The purpose of this study was to examine the perceptions and attitudes of fathers and mothers about their own and their spouse's parental roles, and to identify relationships between those perceptions and attitudes and variations in fathers' actual involvement in child rearing. Self-report and interview data were collected from 89 middle-class families to measure each parent's participation in three categories of parental involvement (i.e., interaction, accessibility, and responsibility), as well as perceptions of role expectations for fathers and perceived parental role investments. Several significant relationships between levels of father involvement, perceptions of the paternal role, and perceived role investments were revealed. Multiple regression procedures indicated that mothers' perceptions of their partners' investments in parent, spouse, and worker roles were the best predictors of total father involvement. Implications are drawn from the findings for the development and implementation of parenting programs for men.
ASJC Scopus subject areas
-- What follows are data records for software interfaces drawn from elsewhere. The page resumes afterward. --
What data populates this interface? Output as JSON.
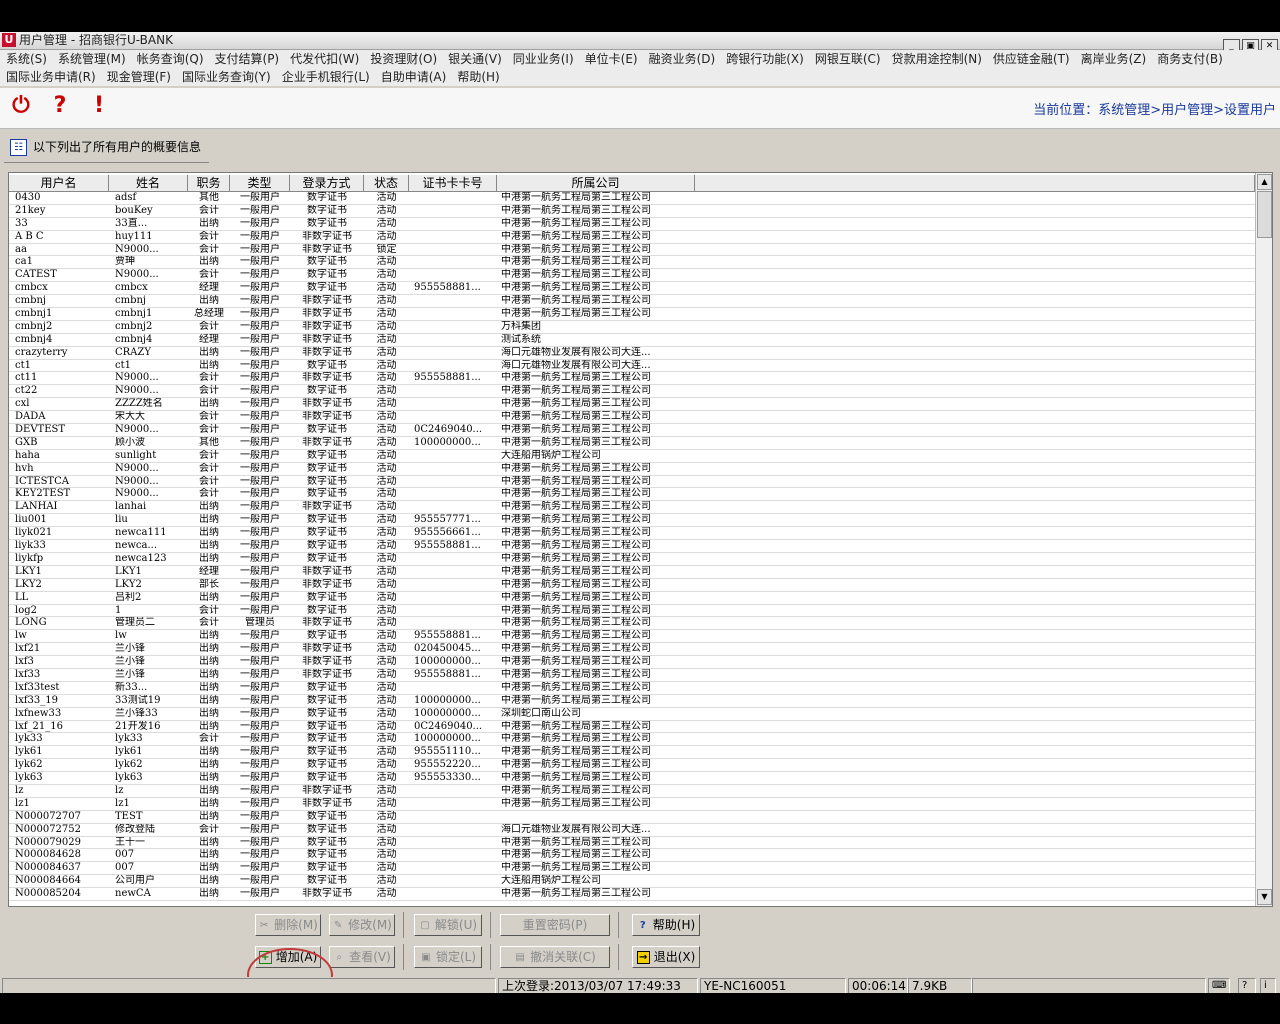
{
  "window": {
    "logo": "U",
    "title": "用户管理 - 招商银行U-BANK",
    "buttons": [
      "_",
      "▣",
      "✕"
    ]
  },
  "menu": {
    "row1": [
      "系统(S)",
      "系统管理(M)",
      "帐务查询(Q)",
      "支付结算(P)",
      "代发代扣(W)",
      "投资理财(O)",
      "银关通(V)",
      "同业业务(I)",
      "单位卡(E)",
      "融资业务(D)",
      "跨银行功能(X)",
      "网银互联(C)",
      "贷款用途控制(N)",
      "供应链金融(T)",
      "离岸业务(Z)",
      "商务支付(B)"
    ],
    "row2": [
      "国际业务申请(R)",
      "现金管理(F)",
      "国际业务查询(Y)",
      "企业手机银行(L)",
      "自助申请(A)",
      "帮助(H)"
    ]
  },
  "toolbar": {
    "icons": [
      "power-icon",
      "help-icon",
      "alert-icon"
    ],
    "power": "⏻",
    "help": "?",
    "alert": "!",
    "breadcrumb": "当前位置：系统管理>用户管理>设置用户"
  },
  "info": {
    "icon": "☷",
    "text": "以下列出了所有用户的概要信息"
  },
  "table": {
    "headers": [
      "用户名",
      "姓名",
      "职务",
      "类型",
      "登录方式",
      "状态",
      "证书卡卡号",
      "所属公司"
    ],
    "rows": [
      [
        "0430",
        "adsf",
        "其他",
        "一般用户",
        "数字证书",
        "活动",
        "",
        "中港第一航务工程局第三工程公司"
      ],
      [
        "21key",
        "bouKey",
        "会计",
        "一般用户",
        "数字证书",
        "活动",
        "",
        "中港第一航务工程局第三工程公司"
      ],
      [
        "33",
        "33直...",
        "出纳",
        "一般用户",
        "数字证书",
        "活动",
        "",
        "中港第一航务工程局第三工程公司"
      ],
      [
        "A B C",
        "huy111",
        "会计",
        "一般用户",
        "非数字证书",
        "活动",
        "",
        "中港第一航务工程局第三工程公司"
      ],
      [
        "aa",
        "N9000...",
        "会计",
        "一般用户",
        "非数字证书",
        "锁定",
        "",
        "中港第一航务工程局第三工程公司"
      ],
      [
        "ca1",
        "贾珅",
        "出纳",
        "一般用户",
        "数字证书",
        "活动",
        "",
        "中港第一航务工程局第三工程公司"
      ],
      [
        "CATEST",
        "N9000...",
        "会计",
        "一般用户",
        "数字证书",
        "活动",
        "",
        "中港第一航务工程局第三工程公司"
      ],
      [
        "cmbcx",
        "cmbcx",
        "经理",
        "一般用户",
        "数字证书",
        "活动",
        "955558881...",
        "中港第一航务工程局第三工程公司"
      ],
      [
        "cmbnj",
        "cmbnj",
        "出纳",
        "一般用户",
        "非数字证书",
        "活动",
        "",
        "中港第一航务工程局第三工程公司"
      ],
      [
        "cmbnj1",
        "cmbnj1",
        "总经理",
        "一般用户",
        "非数字证书",
        "活动",
        "",
        "中港第一航务工程局第三工程公司"
      ],
      [
        "cmbnj2",
        "cmbnj2",
        "会计",
        "一般用户",
        "非数字证书",
        "活动",
        "",
        "万科集团"
      ],
      [
        "cmbnj4",
        "cmbnj4",
        "经理",
        "一般用户",
        "非数字证书",
        "活动",
        "",
        "测试系统"
      ],
      [
        "crazyterry",
        "CRAZY",
        "出纳",
        "一般用户",
        "非数字证书",
        "活动",
        "",
        "海口元雄物业发展有限公司大连..."
      ],
      [
        "ct1",
        "ct1",
        "出纳",
        "一般用户",
        "数字证书",
        "活动",
        "",
        "海口元雄物业发展有限公司大连..."
      ],
      [
        "ct11",
        "N9000...",
        "会计",
        "一般用户",
        "非数字证书",
        "活动",
        "955558881...",
        "中港第一航务工程局第三工程公司"
      ],
      [
        "ct22",
        "N9000...",
        "会计",
        "一般用户",
        "数字证书",
        "活动",
        "",
        "中港第一航务工程局第三工程公司"
      ],
      [
        "cxl",
        "ZZZZ姓名",
        "出纳",
        "一般用户",
        "非数字证书",
        "活动",
        "",
        "中港第一航务工程局第三工程公司"
      ],
      [
        "DADA",
        "宋大大",
        "会计",
        "一般用户",
        "非数字证书",
        "活动",
        "",
        "中港第一航务工程局第三工程公司"
      ],
      [
        "DEVTEST",
        "N9000...",
        "会计",
        "一般用户",
        "数字证书",
        "活动",
        "0C2469040...",
        "中港第一航务工程局第三工程公司"
      ],
      [
        "GXB",
        "顾小波",
        "其他",
        "一般用户",
        "非数字证书",
        "活动",
        "100000000...",
        "中港第一航务工程局第三工程公司"
      ],
      [
        "haha",
        "sunlight",
        "会计",
        "一般用户",
        "数字证书",
        "活动",
        "",
        "大连船用锅炉工程公司"
      ],
      [
        "hvh",
        "N9000...",
        "会计",
        "一般用户",
        "数字证书",
        "活动",
        "",
        "中港第一航务工程局第三工程公司"
      ],
      [
        "ICTESTCA",
        "N9000...",
        "会计",
        "一般用户",
        "数字证书",
        "活动",
        "",
        "中港第一航务工程局第三工程公司"
      ],
      [
        "KEY2TEST",
        "N9000...",
        "会计",
        "一般用户",
        "数字证书",
        "活动",
        "",
        "中港第一航务工程局第三工程公司"
      ],
      [
        "LANHAI",
        "lanhai",
        "出纳",
        "一般用户",
        "非数字证书",
        "活动",
        "",
        "中港第一航务工程局第三工程公司"
      ],
      [
        "liu001",
        "liu",
        "出纳",
        "一般用户",
        "数字证书",
        "活动",
        "955557771...",
        "中港第一航务工程局第三工程公司"
      ],
      [
        "liyk021",
        "newca111",
        "出纳",
        "一般用户",
        "数字证书",
        "活动",
        "955556661...",
        "中港第一航务工程局第三工程公司"
      ],
      [
        "liyk33",
        "newca...",
        "出纳",
        "一般用户",
        "数字证书",
        "活动",
        "955558881...",
        "中港第一航务工程局第三工程公司"
      ],
      [
        "liykfp",
        "newca123",
        "出纳",
        "一般用户",
        "数字证书",
        "活动",
        "",
        "中港第一航务工程局第三工程公司"
      ],
      [
        "LKY1",
        "LKY1",
        "经理",
        "一般用户",
        "非数字证书",
        "活动",
        "",
        "中港第一航务工程局第三工程公司"
      ],
      [
        "LKY2",
        "LKY2",
        "部长",
        "一般用户",
        "非数字证书",
        "活动",
        "",
        "中港第一航务工程局第三工程公司"
      ],
      [
        "LL",
        "吕利2",
        "出纳",
        "一般用户",
        "数字证书",
        "活动",
        "",
        "中港第一航务工程局第三工程公司"
      ],
      [
        "log2",
        "1",
        "会计",
        "一般用户",
        "数字证书",
        "活动",
        "",
        "中港第一航务工程局第三工程公司"
      ],
      [
        "LONG",
        "管理员二",
        "会计",
        "管理员",
        "非数字证书",
        "活动",
        "",
        "中港第一航务工程局第三工程公司"
      ],
      [
        "lw",
        "lw",
        "出纳",
        "一般用户",
        "数字证书",
        "活动",
        "955558881...",
        "中港第一航务工程局第三工程公司"
      ],
      [
        "lxf21",
        "兰小锋",
        "出纳",
        "一般用户",
        "非数字证书",
        "活动",
        "020450045...",
        "中港第一航务工程局第三工程公司"
      ],
      [
        "lxf3",
        "兰小锋",
        "出纳",
        "一般用户",
        "非数字证书",
        "活动",
        "100000000...",
        "中港第一航务工程局第三工程公司"
      ],
      [
        "lxf33",
        "兰小锋",
        "出纳",
        "一般用户",
        "非数字证书",
        "活动",
        "955558881...",
        "中港第一航务工程局第三工程公司"
      ],
      [
        "lxf33test",
        "新33...",
        "出纳",
        "一般用户",
        "数字证书",
        "活动",
        "",
        "中港第一航务工程局第三工程公司"
      ],
      [
        "lxf33_19",
        "33测试19",
        "出纳",
        "一般用户",
        "数字证书",
        "活动",
        "100000000...",
        "中港第一航务工程局第三工程公司"
      ],
      [
        "lxfnew33",
        "兰小锋33",
        "出纳",
        "一般用户",
        "数字证书",
        "活动",
        "100000000...",
        "深圳蛇口南山公司"
      ],
      [
        "lxf_21_16",
        "21开发16",
        "出纳",
        "一般用户",
        "数字证书",
        "活动",
        "0C2469040...",
        "中港第一航务工程局第三工程公司"
      ],
      [
        "lyk33",
        "lyk33",
        "会计",
        "一般用户",
        "数字证书",
        "活动",
        "100000000...",
        "中港第一航务工程局第三工程公司"
      ],
      [
        "lyk61",
        "lyk61",
        "出纳",
        "一般用户",
        "数字证书",
        "活动",
        "955551110...",
        "中港第一航务工程局第三工程公司"
      ],
      [
        "lyk62",
        "lyk62",
        "出纳",
        "一般用户",
        "数字证书",
        "活动",
        "955552220...",
        "中港第一航务工程局第三工程公司"
      ],
      [
        "lyk63",
        "lyk63",
        "出纳",
        "一般用户",
        "数字证书",
        "活动",
        "955553330...",
        "中港第一航务工程局第三工程公司"
      ],
      [
        "lz",
        "lz",
        "出纳",
        "一般用户",
        "非数字证书",
        "活动",
        "",
        "中港第一航务工程局第三工程公司"
      ],
      [
        "lz1",
        "lz1",
        "出纳",
        "一般用户",
        "非数字证书",
        "活动",
        "",
        "中港第一航务工程局第三工程公司"
      ],
      [
        "N000072707",
        "TEST",
        "出纳",
        "一般用户",
        "数字证书",
        "活动",
        "",
        ""
      ],
      [
        "N000072752",
        "修改登陆",
        "会计",
        "一般用户",
        "数字证书",
        "活动",
        "",
        "海口元雄物业发展有限公司大连..."
      ],
      [
        "N000079029",
        "王十一",
        "出纳",
        "一般用户",
        "数字证书",
        "活动",
        "",
        "中港第一航务工程局第三工程公司"
      ],
      [
        "N000084628",
        "007",
        "出纳",
        "一般用户",
        "数字证书",
        "活动",
        "",
        "中港第一航务工程局第三工程公司"
      ],
      [
        "N000084637",
        "007",
        "出纳",
        "一般用户",
        "数字证书",
        "活动",
        "",
        "中港第一航务工程局第三工程公司"
      ],
      [
        "N000084664",
        "公司用户",
        "出纳",
        "一般用户",
        "数字证书",
        "活动",
        "",
        "大连船用锅炉工程公司"
      ],
      [
        "N000085204",
        "newCA",
        "出纳",
        "一般用户",
        "非数字证书",
        "活动",
        "",
        "中港第一航务工程局第三工程公司"
      ]
    ]
  },
  "buttons": {
    "delete": "删除(M)",
    "modify": "修改(M)",
    "unlock": "解锁(U)",
    "reset_password": "重置密码(P)",
    "help": "帮助(H)",
    "add": "增加(A)",
    "view": "查看(V)",
    "lock": "锁定(L)",
    "cancel_link": "撤消关联(C)",
    "exit": "退出(X)"
  },
  "status": {
    "last_login": "上次登录:2013/03/07 17:49:33",
    "machine": "YE-NC160051",
    "elapsed": "00:06:14",
    "size": "7.9KB"
  },
  "colors": {
    "highlight_circle": "#c23a3a",
    "breadcrumb": "#1a3a9c",
    "logo": "#c8102e"
  }
}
- Experimental and Cognitive Psychology
- Developmental and Educational Psychology